**Exercise details**
Nothing is to be altered. Print each record in full.

Stored entries:
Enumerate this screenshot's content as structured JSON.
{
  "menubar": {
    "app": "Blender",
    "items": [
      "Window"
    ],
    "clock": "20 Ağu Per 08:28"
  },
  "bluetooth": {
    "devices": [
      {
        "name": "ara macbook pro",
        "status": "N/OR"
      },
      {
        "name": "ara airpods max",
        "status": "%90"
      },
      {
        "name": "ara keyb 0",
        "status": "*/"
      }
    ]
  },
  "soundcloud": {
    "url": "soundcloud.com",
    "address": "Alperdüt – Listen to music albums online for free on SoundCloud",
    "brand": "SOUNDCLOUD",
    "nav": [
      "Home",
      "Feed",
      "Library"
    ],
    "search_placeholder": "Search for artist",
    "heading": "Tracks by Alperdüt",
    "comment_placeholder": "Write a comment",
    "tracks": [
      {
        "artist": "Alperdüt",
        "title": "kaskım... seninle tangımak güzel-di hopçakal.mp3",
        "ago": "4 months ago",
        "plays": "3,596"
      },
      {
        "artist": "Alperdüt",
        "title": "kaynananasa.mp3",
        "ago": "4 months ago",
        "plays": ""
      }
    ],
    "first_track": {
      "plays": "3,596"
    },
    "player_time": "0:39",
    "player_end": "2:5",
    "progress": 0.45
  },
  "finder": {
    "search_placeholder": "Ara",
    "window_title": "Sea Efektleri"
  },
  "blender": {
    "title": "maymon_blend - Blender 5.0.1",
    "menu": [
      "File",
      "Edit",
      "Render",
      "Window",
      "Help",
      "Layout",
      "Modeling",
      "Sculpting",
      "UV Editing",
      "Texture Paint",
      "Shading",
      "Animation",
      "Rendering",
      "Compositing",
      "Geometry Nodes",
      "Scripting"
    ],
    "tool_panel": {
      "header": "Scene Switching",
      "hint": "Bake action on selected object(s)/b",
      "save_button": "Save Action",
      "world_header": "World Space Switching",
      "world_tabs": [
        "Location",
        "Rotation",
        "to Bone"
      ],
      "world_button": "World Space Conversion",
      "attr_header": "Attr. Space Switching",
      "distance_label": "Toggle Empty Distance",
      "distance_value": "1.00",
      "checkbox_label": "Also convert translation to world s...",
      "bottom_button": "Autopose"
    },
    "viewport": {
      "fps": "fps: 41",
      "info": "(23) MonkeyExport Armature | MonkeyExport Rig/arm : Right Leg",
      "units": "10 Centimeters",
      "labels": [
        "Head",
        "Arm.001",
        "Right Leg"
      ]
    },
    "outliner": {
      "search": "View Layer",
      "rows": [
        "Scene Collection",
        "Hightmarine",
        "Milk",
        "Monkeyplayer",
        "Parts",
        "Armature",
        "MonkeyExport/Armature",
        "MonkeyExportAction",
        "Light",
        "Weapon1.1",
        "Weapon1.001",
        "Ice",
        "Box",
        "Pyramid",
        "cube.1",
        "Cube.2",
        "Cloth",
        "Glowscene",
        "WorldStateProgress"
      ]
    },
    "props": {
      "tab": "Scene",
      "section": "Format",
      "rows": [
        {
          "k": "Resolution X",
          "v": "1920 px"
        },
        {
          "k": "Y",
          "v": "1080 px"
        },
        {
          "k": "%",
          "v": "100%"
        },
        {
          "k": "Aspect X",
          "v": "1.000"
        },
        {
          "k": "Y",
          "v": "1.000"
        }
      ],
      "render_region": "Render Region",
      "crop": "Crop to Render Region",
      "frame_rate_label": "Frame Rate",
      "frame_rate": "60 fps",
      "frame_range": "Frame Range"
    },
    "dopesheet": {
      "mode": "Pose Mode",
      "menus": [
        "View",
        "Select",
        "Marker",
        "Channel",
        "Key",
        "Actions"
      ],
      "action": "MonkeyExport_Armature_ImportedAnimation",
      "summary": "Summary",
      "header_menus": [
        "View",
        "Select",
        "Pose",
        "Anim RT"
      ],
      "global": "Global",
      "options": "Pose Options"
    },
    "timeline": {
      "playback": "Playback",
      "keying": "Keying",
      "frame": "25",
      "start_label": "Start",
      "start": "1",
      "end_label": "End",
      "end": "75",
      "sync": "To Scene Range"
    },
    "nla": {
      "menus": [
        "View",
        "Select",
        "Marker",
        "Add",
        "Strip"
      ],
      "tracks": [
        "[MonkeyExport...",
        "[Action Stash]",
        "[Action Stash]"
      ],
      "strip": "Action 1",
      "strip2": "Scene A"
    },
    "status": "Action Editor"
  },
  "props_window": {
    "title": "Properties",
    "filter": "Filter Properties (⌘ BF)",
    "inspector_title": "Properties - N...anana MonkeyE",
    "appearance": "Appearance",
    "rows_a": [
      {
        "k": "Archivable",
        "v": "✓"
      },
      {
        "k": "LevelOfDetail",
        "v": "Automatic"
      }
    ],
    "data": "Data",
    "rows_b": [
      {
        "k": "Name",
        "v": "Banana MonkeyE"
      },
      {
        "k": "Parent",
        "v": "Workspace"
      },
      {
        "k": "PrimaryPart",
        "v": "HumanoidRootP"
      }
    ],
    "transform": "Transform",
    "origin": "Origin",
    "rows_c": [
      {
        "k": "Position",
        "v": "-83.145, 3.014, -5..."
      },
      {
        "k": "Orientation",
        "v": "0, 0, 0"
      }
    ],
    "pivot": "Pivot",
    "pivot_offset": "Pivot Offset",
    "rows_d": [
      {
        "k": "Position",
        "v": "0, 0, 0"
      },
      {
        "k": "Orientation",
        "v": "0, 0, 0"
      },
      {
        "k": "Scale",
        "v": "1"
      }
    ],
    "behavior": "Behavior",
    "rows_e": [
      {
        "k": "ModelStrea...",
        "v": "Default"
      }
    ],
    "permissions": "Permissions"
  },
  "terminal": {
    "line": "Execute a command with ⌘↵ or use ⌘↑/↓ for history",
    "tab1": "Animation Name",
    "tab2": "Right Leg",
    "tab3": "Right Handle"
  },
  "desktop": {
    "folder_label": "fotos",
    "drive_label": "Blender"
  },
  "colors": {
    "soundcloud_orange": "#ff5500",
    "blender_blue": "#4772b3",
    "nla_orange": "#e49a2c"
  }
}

**Exercise output**
Enumerate this screenshot's content as structured JSON.
{
  "menubar": {
    "app": "Blender",
    "items": [
      "Window"
    ],
    "clock": "20 Ağu Per 08:28"
  },
  "bluetooth": {
    "devices": [
      {
        "name": "ara macbook pro",
        "status": "N/OR"
      },
      {
        "name": "ara airpods max",
        "status": "%90"
      },
      {
        "name": "ara keyb 0",
        "status": "*/"
      }
    ]
  },
  "soundcloud": {
    "url": "soundcloud.com",
    "address": "Alperdüt – Listen to music albums online for free on SoundCloud",
    "brand": "SOUNDCLOUD",
    "nav": [
      "Home",
      "Feed",
      "Library"
    ],
    "search_placeholder": "Search for artist",
    "heading": "Tracks by Alperdüt",
    "comment_placeholder": "Write a comment",
    "tracks": [
      {
        "artist": "Alperdüt",
        "title": "kaskım... seninle tangımak güzel-di hopçakal.mp3",
        "ago": "4 months ago",
        "plays": "3,596"
      },
      {
        "artist": "Alperdüt",
        "title": "kaynananasa.mp3",
        "ago": "4 months ago",
        "plays": ""
      }
    ],
    "first_track": {
      "plays": "3,596"
    },
    "player_time": "0:39",
    "player_end": "2:5",
    "progress": 0.45
  },
  "finder": {
    "search_placeholder": "Ara",
    "window_title": "Sea Efektleri"
  },
  "blender": {
    "title": "maymon_blend - Blender 5.0.1",
    "menu": [
      "File",
      "Edit",
      "Render",
      "Window",
      "Help",
      "Layout",
      "Modeling",
      "Sculpting",
      "UV Editing",
      "Texture Paint",
      "Shading",
      "Animation",
      "Rendering",
      "Compositing",
      "Geometry Nodes",
      "Scripting"
    ],
    "tool_panel": {
      "header": "Scene Switching",
      "hint": "Bake action on selected object(s)/b",
      "save_button": "Save Action",
      "world_header": "World Space Switching",
      "world_tabs": [
        "Location",
        "Rotation",
        "to Bone"
      ],
      "world_button": "World Space Conversion",
      "attr_header": "Attr. Space Switching",
      "distance_label": "Toggle Empty Distance",
      "distance_value": "1.00",
      "checkbox_label": "Also convert translation to world s...",
      "bottom_button": "Autopose"
    },
    "viewport": {
      "fps": "fps: 41",
      "info": "(23) MonkeyExport Armature | MonkeyExport Rig/arm : Right Leg",
      "units": "10 Centimeters",
      "labels": [
        "Head",
        "Arm.001",
        "Right Leg"
      ]
    },
    "outliner": {
      "search": "View Layer",
      "rows": [
        "Scene Collection",
        "Hightmarine",
        "Milk",
        "Monkeyplayer",
        "Parts",
        "Armature",
        "MonkeyExport/Armature",
        "MonkeyExportAction",
        "Light",
        "Weapon1.1",
        "Weapon1.001",
        "Ice",
        "Box",
        "Pyramid",
        "cube.1",
        "Cube.2",
        "Cloth",
        "Glowscene",
        "WorldStateProgress"
      ]
    },
    "props": {
      "tab": "Scene",
      "section": "Format",
      "rows": [
        {
          "k": "Resolution X",
          "v": "1920 px"
        },
        {
          "k": "Y",
          "v": "1080 px"
        },
        {
          "k": "%",
          "v": "100%"
        },
        {
          "k": "Aspect X",
          "v": "1.000"
        },
        {
          "k": "Y",
          "v": "1.000"
        }
      ],
      "render_region": "Render Region",
      "crop": "Crop to Render Region",
      "frame_rate_label": "Frame Rate",
      "frame_rate": "60 fps",
      "frame_range": "Frame Range"
    },
    "dopesheet": {
      "mode": "Pose Mode",
      "menus": [
        "View",
        "Select",
        "Marker",
        "Channel",
        "Key",
        "Actions"
      ],
      "action": "MonkeyExport_Armature_ImportedAnimation",
      "summary": "Summary",
      "header_menus": [
        "View",
        "Select",
        "Pose",
        "Anim RT"
      ],
      "global": "Global",
      "options": "Pose Options"
    },
    "timeline": {
      "playback": "Playback",
      "keying": "Keying",
      "frame": "25",
      "start_label": "Start",
      "start": "1",
      "end_label": "End",
      "end": "75",
      "sync": "To Scene Range"
    },
    "nla": {
      "menus": [
        "View",
        "Select",
        "Marker",
        "Add",
        "Strip"
      ],
      "tracks": [
        "[MonkeyExport...",
        "[Action Stash]",
        "[Action Stash]"
      ],
      "strip": "Action 1",
      "strip2": "Scene A"
    },
    "status": "Action Editor"
  },
  "props_window": {
    "title": "Properties",
    "filter": "Filter Properties (⌘ BF)",
    "inspector_title": "Properties - N...anana MonkeyE",
    "appearance": "Appearance",
    "rows_a": [
      {
        "k": "Archivable",
        "v": "✓"
      },
      {
        "k": "LevelOfDetail",
        "v": "Automatic"
      }
    ],
    "data": "Data",
    "rows_b": [
      {
        "k": "Name",
        "v": "Banana MonkeyE"
      },
      {
        "k": "Parent",
        "v": "Workspace"
      },
      {
        "k": "PrimaryPart",
        "v": "HumanoidRootP"
      }
    ],
    "transform": "Transform",
    "origin": "Origin",
    "rows_c": [
      {
        "k": "Position",
        "v": "-83.145, 3.014, -5..."
      },
      {
        "k": "Orientation",
        "v": "0, 0, 0"
      }
    ],
    "pivot": "Pivot",
    "pivot_offset": "Pivot Offset",
    "rows_d": [
      {
        "k": "Position",
        "v": "0, 0, 0"
      },
      {
        "k": "Orientation",
        "v": "0, 0, 0"
      },
      {
        "k": "Scale",
        "v": "1"
      }
    ],
    "behavior": "Behavior",
    "rows_e": [
      {
        "k": "ModelStrea...",
        "v": "Default"
      }
    ],
    "permissions": "Permissions"
  },
  "terminal": {
    "line": "Execute a command with ⌘↵ or use ⌘↑/↓ for history",
    "tab1": "Animation Name",
    "tab2": "Right Leg",
    "tab3": "Right Handle"
  },
  "desktop": {
    "folder_label": "fotos",
    "drive_label": "Blender"
  },
  "colors": {
    "soundcloud_orange": "#ff5500",
    "blender_blue": "#4772b3",
    "nla_orange": "#e49a2c"
  }
}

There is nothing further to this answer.